PROBLEM STATEMENT
Look for "corner" in each line of the records, and copy the lines that have it.

───── RECORDS FOR PROCESSING

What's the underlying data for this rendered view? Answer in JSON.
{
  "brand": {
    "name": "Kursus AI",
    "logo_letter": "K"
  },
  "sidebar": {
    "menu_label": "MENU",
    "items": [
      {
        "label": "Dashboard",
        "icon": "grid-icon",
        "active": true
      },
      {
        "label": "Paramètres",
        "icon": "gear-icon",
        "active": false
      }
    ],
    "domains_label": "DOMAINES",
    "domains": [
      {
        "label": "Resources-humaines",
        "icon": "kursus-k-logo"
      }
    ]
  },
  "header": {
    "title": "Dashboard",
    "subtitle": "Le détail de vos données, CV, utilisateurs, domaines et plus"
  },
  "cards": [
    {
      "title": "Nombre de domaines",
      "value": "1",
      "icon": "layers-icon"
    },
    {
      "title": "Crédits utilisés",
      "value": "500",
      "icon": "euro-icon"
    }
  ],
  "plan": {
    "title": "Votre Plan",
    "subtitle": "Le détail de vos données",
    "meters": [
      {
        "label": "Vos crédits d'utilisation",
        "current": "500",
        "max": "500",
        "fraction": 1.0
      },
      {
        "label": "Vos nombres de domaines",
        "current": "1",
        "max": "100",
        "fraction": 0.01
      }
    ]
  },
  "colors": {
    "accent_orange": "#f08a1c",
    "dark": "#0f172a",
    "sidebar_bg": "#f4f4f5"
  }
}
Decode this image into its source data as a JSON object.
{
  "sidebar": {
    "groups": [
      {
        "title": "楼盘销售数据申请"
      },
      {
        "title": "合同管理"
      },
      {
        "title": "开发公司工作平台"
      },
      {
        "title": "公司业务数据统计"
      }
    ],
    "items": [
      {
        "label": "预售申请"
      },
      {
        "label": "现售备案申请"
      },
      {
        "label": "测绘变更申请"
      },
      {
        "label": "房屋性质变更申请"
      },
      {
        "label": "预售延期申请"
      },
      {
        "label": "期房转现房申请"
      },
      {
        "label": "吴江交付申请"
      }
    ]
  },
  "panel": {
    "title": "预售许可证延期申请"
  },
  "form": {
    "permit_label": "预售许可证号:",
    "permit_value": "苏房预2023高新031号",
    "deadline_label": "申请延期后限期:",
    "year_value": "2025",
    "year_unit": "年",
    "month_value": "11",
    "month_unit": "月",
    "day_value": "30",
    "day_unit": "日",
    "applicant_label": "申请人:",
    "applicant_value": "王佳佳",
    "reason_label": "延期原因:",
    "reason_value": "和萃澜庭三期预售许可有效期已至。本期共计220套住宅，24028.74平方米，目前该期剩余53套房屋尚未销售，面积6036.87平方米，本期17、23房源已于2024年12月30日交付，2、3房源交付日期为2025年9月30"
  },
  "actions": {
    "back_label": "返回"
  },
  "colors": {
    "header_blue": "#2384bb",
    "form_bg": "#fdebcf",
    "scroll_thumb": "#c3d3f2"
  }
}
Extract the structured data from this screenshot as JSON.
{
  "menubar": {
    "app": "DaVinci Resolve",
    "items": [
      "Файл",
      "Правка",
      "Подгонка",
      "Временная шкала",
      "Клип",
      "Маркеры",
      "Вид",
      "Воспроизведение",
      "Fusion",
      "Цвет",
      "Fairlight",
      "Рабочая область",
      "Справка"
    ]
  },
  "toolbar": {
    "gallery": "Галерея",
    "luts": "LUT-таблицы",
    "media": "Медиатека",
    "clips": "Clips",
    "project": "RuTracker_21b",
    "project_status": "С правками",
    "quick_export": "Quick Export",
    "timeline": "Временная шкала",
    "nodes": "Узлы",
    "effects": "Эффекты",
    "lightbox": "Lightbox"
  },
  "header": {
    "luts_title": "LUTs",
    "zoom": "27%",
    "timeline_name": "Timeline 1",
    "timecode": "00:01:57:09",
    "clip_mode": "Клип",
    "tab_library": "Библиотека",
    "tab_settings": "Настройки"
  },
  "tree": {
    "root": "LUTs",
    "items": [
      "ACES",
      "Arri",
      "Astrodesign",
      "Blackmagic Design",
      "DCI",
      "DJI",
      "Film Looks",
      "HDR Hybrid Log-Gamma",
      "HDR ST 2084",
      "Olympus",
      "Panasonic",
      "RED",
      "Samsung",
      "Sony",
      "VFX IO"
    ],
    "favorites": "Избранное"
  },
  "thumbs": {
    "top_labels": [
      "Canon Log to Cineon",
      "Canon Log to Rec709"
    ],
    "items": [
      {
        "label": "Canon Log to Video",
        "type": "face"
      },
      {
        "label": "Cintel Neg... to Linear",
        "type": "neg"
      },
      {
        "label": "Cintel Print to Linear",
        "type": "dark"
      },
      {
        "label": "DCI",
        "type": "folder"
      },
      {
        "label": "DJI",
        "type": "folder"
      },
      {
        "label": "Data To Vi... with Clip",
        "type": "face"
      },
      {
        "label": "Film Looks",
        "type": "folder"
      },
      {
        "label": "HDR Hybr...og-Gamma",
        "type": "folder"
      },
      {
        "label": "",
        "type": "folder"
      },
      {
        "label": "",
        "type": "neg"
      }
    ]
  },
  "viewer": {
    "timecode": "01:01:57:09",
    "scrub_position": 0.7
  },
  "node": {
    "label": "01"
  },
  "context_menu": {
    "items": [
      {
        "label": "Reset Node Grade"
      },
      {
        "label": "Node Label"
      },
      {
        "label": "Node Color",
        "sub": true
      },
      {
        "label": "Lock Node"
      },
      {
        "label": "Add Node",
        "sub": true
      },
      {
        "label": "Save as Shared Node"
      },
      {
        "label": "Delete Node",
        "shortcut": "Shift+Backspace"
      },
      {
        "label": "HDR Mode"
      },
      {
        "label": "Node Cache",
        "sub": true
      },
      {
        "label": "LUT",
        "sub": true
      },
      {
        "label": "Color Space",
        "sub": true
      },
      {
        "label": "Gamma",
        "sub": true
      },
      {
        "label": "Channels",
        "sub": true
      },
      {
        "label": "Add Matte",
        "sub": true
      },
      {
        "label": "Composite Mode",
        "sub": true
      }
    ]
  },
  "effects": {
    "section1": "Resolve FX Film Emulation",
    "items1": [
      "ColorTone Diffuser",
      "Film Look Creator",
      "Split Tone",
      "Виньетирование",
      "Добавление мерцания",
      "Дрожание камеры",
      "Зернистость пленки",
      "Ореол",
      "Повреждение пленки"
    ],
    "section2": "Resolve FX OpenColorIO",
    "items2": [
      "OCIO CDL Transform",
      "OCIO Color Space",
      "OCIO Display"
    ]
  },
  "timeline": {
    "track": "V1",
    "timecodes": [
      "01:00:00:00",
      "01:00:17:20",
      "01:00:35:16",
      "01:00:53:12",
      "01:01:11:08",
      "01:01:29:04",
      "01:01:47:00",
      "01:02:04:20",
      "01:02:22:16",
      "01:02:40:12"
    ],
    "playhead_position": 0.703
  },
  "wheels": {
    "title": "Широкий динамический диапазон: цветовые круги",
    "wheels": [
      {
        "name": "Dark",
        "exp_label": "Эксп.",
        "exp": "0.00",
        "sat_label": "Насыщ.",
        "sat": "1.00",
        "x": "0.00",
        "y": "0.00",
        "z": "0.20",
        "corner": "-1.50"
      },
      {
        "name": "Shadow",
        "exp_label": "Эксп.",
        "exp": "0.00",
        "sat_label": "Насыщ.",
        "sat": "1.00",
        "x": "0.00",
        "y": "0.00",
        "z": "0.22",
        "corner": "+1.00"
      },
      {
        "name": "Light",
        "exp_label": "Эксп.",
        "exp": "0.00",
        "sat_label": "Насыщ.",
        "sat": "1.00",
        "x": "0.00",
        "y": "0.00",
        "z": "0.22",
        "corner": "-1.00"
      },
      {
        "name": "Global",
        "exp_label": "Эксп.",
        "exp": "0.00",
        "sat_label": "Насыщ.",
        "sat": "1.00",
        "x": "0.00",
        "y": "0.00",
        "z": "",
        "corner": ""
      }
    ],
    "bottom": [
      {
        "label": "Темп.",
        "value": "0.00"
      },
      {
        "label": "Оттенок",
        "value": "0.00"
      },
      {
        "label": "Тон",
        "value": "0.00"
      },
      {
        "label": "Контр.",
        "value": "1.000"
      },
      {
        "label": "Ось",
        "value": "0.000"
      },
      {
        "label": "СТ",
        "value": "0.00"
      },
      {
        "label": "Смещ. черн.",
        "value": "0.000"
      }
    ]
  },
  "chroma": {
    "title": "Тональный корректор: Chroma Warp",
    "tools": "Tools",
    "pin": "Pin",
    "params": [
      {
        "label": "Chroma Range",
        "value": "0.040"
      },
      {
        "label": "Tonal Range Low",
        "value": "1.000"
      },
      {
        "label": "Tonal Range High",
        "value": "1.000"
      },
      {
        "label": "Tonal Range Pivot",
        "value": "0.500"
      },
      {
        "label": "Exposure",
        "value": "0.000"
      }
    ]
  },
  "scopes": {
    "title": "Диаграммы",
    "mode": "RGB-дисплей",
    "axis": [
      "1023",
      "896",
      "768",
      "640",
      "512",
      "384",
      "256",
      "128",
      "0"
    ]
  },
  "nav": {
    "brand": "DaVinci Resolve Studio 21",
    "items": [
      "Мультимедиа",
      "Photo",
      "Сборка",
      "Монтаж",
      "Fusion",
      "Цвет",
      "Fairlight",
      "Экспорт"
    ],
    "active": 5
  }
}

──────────

RESULT FOR THIS TASK
        "corner": "-1.50"
        "corner": "+1.00"
        "corner": "-1.00"
        "corner": ""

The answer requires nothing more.